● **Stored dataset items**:
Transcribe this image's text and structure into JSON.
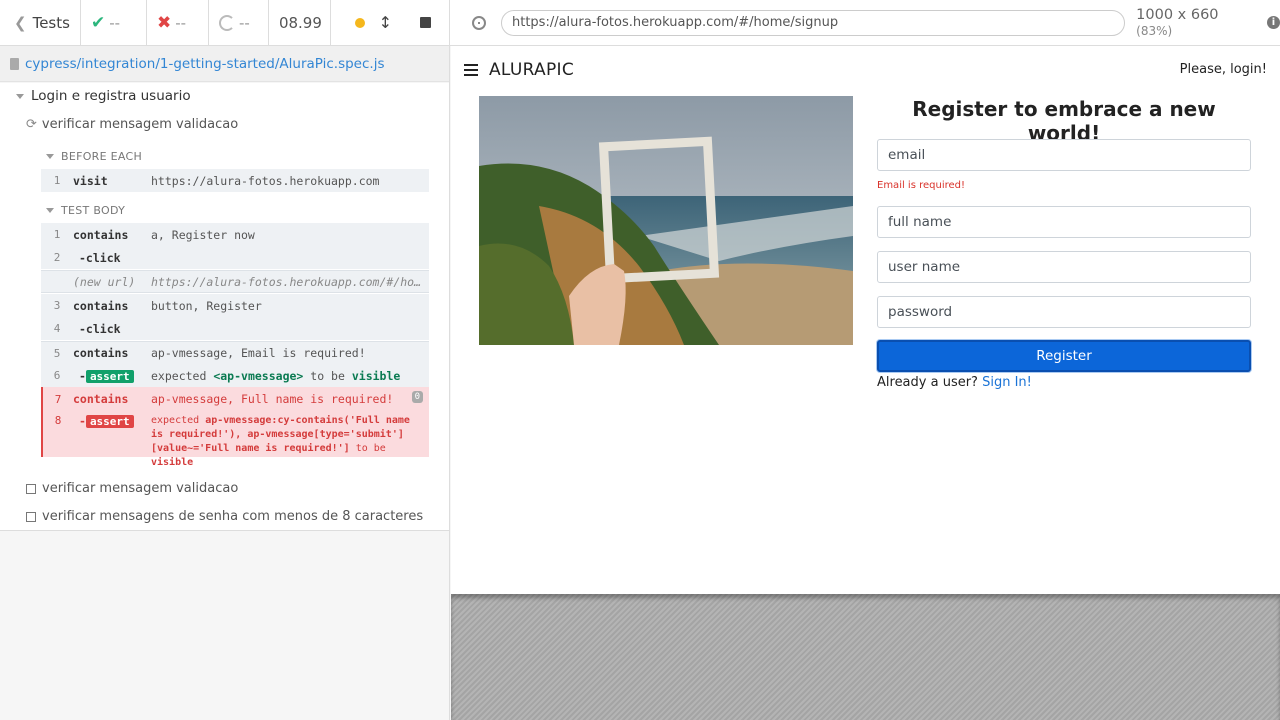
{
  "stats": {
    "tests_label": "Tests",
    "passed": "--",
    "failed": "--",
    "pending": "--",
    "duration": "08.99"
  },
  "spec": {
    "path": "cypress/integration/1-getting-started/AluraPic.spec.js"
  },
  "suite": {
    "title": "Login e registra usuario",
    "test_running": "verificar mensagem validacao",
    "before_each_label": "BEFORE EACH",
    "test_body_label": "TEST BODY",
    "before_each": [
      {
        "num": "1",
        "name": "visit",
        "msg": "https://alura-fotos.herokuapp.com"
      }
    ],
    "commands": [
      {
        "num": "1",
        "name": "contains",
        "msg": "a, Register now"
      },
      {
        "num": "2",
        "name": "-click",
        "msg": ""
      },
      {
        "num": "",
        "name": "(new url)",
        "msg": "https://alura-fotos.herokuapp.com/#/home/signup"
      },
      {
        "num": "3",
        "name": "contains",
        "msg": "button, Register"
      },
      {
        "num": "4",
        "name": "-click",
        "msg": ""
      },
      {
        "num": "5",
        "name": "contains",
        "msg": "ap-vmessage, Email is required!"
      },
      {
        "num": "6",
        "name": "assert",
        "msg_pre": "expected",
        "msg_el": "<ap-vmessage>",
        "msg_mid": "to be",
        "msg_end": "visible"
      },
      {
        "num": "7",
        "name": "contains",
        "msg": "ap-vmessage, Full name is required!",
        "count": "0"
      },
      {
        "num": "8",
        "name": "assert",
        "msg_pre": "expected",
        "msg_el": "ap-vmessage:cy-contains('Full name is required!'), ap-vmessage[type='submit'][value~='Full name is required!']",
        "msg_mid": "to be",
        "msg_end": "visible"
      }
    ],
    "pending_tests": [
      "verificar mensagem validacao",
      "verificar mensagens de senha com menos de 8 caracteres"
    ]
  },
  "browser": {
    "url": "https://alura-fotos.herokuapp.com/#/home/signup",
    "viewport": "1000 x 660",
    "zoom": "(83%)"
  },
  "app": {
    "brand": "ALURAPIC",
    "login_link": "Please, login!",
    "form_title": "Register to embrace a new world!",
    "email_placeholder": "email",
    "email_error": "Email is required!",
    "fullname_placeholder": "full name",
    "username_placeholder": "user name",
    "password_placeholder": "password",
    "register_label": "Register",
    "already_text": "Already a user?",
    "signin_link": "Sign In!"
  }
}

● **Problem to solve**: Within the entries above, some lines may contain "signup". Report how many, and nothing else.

● **Response to the task**: 2